= WORK INSTRUCTIONS =
Every line containing the string "Schwatch" should be returned from the records.

= RECORDS FOR THE TASK =
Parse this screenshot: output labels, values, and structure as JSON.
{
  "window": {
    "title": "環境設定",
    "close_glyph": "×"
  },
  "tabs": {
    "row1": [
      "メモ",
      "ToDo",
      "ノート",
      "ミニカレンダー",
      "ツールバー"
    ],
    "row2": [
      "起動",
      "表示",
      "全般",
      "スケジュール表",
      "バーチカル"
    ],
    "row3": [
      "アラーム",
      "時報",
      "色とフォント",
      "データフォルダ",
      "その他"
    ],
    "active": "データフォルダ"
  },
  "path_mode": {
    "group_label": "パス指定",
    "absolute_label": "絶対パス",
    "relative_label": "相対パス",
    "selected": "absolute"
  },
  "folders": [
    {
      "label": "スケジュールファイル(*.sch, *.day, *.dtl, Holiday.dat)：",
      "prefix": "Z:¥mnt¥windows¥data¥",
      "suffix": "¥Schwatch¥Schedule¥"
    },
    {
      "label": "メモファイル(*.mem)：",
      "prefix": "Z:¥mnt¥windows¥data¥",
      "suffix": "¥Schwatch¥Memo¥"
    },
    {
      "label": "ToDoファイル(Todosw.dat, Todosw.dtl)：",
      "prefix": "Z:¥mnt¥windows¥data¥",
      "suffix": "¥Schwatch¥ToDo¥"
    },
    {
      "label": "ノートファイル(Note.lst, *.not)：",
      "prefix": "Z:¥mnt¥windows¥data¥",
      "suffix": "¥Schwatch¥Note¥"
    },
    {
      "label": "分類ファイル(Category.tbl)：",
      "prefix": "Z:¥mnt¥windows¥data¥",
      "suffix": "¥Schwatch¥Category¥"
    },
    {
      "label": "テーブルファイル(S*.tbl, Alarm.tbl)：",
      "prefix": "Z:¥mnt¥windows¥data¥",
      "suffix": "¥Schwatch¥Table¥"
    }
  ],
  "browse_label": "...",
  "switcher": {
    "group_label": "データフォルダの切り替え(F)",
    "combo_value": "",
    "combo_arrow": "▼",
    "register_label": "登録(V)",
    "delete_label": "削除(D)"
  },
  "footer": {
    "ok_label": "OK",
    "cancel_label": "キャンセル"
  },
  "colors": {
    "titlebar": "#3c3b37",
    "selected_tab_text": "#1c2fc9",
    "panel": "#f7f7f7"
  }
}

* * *

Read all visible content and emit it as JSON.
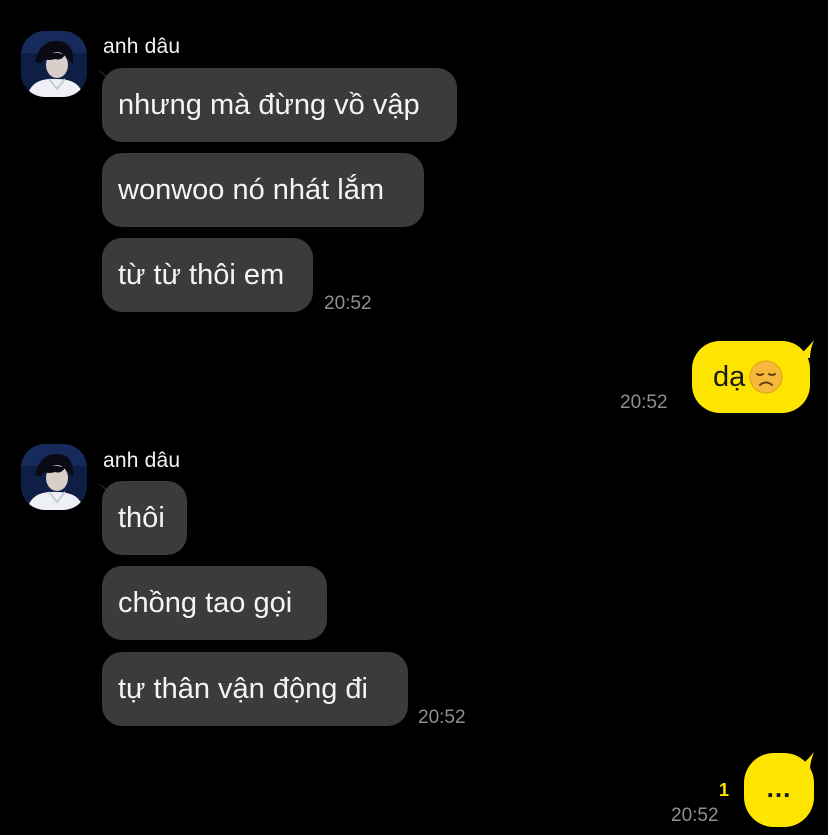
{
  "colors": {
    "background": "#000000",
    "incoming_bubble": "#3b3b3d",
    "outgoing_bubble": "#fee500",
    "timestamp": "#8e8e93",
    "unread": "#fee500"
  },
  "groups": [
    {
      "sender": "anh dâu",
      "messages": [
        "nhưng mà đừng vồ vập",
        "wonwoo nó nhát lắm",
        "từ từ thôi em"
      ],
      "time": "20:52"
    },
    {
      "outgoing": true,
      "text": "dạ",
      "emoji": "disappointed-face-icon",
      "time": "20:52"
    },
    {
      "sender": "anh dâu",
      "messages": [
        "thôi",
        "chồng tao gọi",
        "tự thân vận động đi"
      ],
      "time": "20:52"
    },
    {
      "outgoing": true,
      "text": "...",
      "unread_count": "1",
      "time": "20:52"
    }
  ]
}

= EXERCISE ANSWER =
      "suffix": "¥Schwatch¥Schedule¥"
      "suffix": "¥Schwatch¥Memo¥"
      "suffix": "¥Schwatch¥ToDo¥"
      "suffix": "¥Schwatch¥Note¥"
      "suffix": "¥Schwatch¥Category¥"
      "suffix": "¥Schwatch¥Table¥"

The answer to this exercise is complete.